In the taxonomy of English writing, E.M. Forster is not an exotic creature. We file him under Notable English Novelist, common or garden variety. Still, there is a sense in which Forster was something of a rare bird. He was free of many vices commonly found in novelists of his generation—what’s unusual about Forster is what he didn’t do. He didn’t lean rightward with the years, or allow nostalgia to morph into misanthropy; he never knelt for the Pope or the Queen, nor did he flirt (ideologically speaking) with Hitler, Stalin, or Mao; he never believed the novel was dead or the hills alive, continued to read contemporary fiction after the age of fifty, harbored no special hatred for the generation below or above him, did not come to feel that England had gone to hell in a hand-basket, that its language was doomed, that lunatics were running the asylum, or foreigners swamping the cities.

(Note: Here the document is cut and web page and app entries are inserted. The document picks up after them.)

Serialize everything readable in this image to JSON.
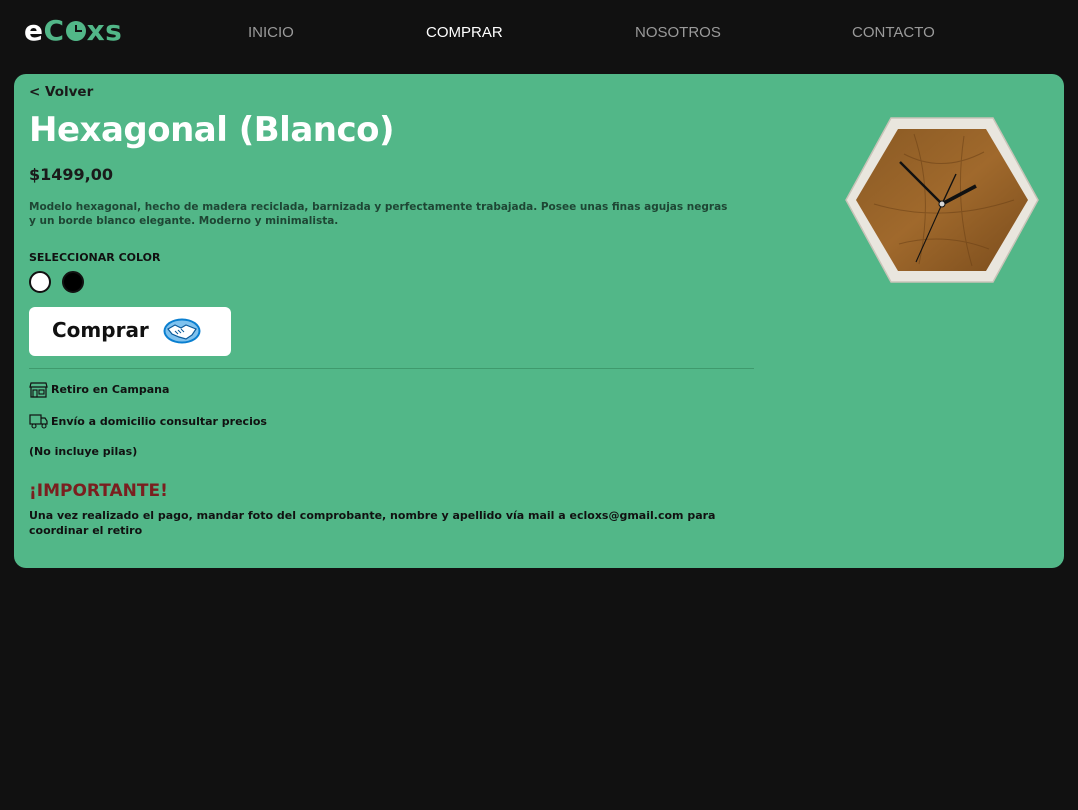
{
  "brand": {
    "logo_first": "e",
    "logo_c": "C",
    "logo_after_clock": "xs"
  },
  "nav": {
    "items": [
      {
        "label": "INICIO"
      },
      {
        "label": "COMPRAR"
      },
      {
        "label": "NOSOTROS"
      },
      {
        "label": "CONTACTO"
      }
    ],
    "active": "COMPRAR"
  },
  "product": {
    "back_label": "< Volver",
    "title": "Hexagonal (Blanco)",
    "price": "$1499,00",
    "description": "Modelo hexagonal, hecho de madera reciclada, barnizada y perfectamente trabajada. Posee unas finas agujas negras y un borde blanco elegante. Moderno y minimalista.",
    "color_label": "SELECCIONAR COLOR",
    "colors": [
      "#ffffff",
      "#000000"
    ],
    "buy_label": "Comprar",
    "pickup": "Retiro en Campana",
    "shipping": "Envío a domicilio consultar precios",
    "note": "(No incluye pilas)",
    "important_title": "¡IMPORTANTE!",
    "important_text": "Una vez realizado el pago, mandar foto del comprobante, nombre y apellido vía mail a ecloxs@gmail.com para coordinar el retiro"
  },
  "icons": {
    "buy": "handshake-icon",
    "pickup": "store-icon",
    "shipping": "truck-icon"
  },
  "colors": {
    "background": "#111111",
    "card": "#52b788",
    "accent": "#52b788",
    "important": "#7a1f1f"
  }
}
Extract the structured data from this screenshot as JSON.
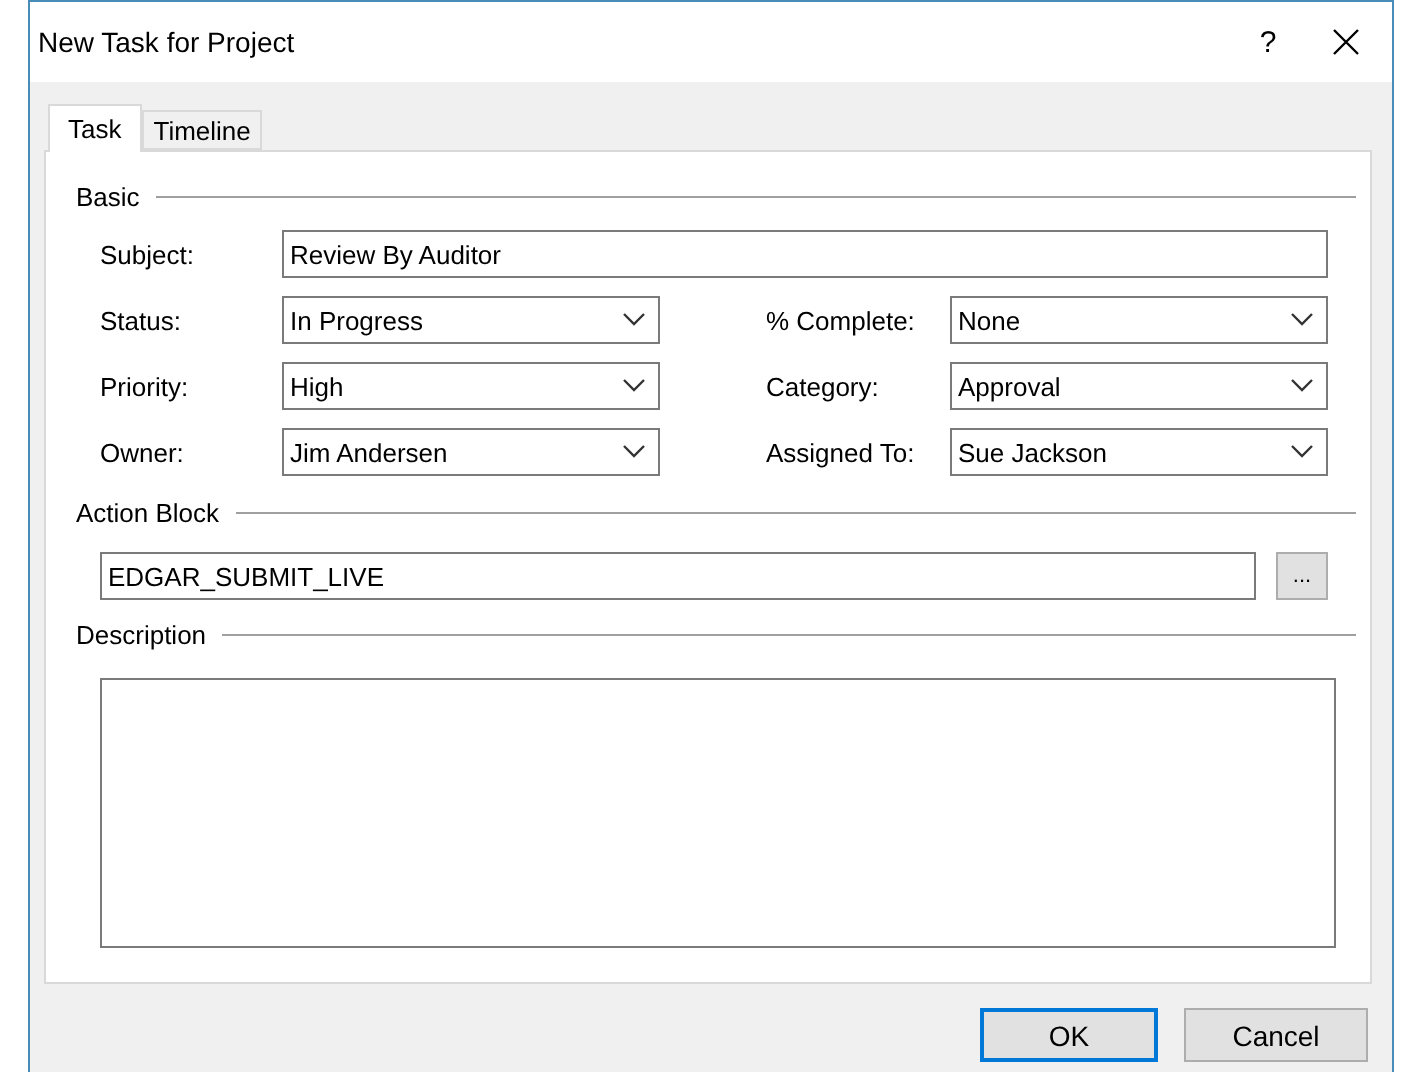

Still, like all notable English novelists, he was a tricky bugger. He made a faith of personal sincerity and a career of disingenuousness. He was an Edwardian among Modernists, and yet—in matters of pacifism, class, education, and race—a progressive among conservatives. Suburban and parochial, his vistas stretched far into the East. A passionate defender of “Love, the beloved republic,” he nevertheless persisted in keeping his own loves secret, long after the laws that had prohibited honesty were gone. Between the bold and the tame, the brave and the cowardly, the engaged and the complacent, Forster walked the middling line.
At times—when defending his liberal humanism against fundamentalists of the right and left—that middle line was, in its quiet, Forsterish way, the most radical place to be. At other times—in the laissez-faire coziness of his literary ideas—it seemed merely the most comfortable. In a letter to Goldsworthy Lowes Dickinson, Forster lays out his casual aesthetics, casually:
All I write is, to me, sentimental. A book which doesn’t leave people either happier or better than it found them, which doesn’t add some permanent treasure to the world, isn’t worth doing…. This is my “theory,” and I maintain it’s sentimental—at all events it isn’t Flaubert’s. How can he fag himself to write “Un Coeur Simple”?
To his detractors, the small, mild oeuvre of E.M. Forster is proof that when it comes to aesthetics, one had really better be fagged: the zeal of the fanatic is what’s required. “E.M. Forster never gets any further than warming the teapot,” thought Katherine Mansfield, a fanatic if ever there was one. “He’s a rare fine hand at that. Feel this teapot. Is it not beautifully warm? Yes, but there ain’t going to be no tea.” There’s something middling about Forster, he is halfway to where people want him to be. Even the compilers of The BBC Talks of E.M. Forster, an exhaustive collection of broadcasts between 1929 and 1960, find it necessary to address the middlebrow elephant in the room:
Forster, though recognized as a central player in…
This is exclusive content for subscribers only.
Get unlimited access to The New York Review for just $1 an issue!
Continue reading this article, and thousands more from our archive, for the low introductory rate of just $1 an issue. Choose a Print, Digital, or All Access subscription.